● Exercise details: Search the data for the word "Select". Reproduce every line where it is found.

[[ Source data, beginning ]]

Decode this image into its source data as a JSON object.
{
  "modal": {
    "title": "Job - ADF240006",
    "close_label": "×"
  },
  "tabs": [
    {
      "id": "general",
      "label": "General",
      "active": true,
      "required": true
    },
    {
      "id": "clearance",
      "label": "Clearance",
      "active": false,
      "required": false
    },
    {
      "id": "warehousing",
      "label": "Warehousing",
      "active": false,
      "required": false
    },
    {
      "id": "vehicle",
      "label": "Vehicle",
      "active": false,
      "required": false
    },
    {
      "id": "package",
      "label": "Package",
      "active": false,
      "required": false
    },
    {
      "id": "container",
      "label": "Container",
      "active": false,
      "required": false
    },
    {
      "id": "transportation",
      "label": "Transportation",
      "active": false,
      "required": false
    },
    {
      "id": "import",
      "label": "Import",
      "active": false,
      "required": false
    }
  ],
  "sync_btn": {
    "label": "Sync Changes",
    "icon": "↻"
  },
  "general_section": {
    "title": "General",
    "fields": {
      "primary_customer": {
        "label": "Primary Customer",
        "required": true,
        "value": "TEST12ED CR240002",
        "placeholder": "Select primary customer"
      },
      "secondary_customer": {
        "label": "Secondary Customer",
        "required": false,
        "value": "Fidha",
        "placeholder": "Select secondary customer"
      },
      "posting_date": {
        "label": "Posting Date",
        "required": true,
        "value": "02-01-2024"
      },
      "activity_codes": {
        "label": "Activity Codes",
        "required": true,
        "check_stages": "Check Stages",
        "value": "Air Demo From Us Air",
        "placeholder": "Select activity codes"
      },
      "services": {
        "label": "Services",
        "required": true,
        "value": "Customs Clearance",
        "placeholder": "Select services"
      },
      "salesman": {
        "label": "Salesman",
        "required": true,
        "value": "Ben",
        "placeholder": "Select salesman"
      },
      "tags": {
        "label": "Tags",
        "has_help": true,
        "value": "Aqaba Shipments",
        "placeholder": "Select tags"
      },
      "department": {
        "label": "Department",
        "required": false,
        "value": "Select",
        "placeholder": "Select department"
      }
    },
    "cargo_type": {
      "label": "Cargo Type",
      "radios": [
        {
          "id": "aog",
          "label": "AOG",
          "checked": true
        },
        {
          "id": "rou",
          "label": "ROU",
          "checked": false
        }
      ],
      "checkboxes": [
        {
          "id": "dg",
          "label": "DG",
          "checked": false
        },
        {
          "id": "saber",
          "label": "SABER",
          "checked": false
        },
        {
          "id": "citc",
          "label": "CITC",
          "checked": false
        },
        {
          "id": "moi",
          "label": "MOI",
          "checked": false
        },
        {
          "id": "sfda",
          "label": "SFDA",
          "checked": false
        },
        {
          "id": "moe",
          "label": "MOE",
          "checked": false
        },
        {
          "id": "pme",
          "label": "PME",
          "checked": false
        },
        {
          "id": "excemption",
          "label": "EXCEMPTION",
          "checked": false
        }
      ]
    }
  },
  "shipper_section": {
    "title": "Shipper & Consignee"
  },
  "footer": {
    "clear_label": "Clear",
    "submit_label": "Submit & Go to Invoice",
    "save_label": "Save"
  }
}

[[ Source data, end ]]

● Written response:
        "placeholder": "Select primary customer"
        "placeholder": "Select secondary customer"
        "placeholder": "Select activity codes"
        "placeholder": "Select services"
        "placeholder": "Select salesman"
        "placeholder": "Select tags"
        "value": "Select",
        "placeholder": "Select department"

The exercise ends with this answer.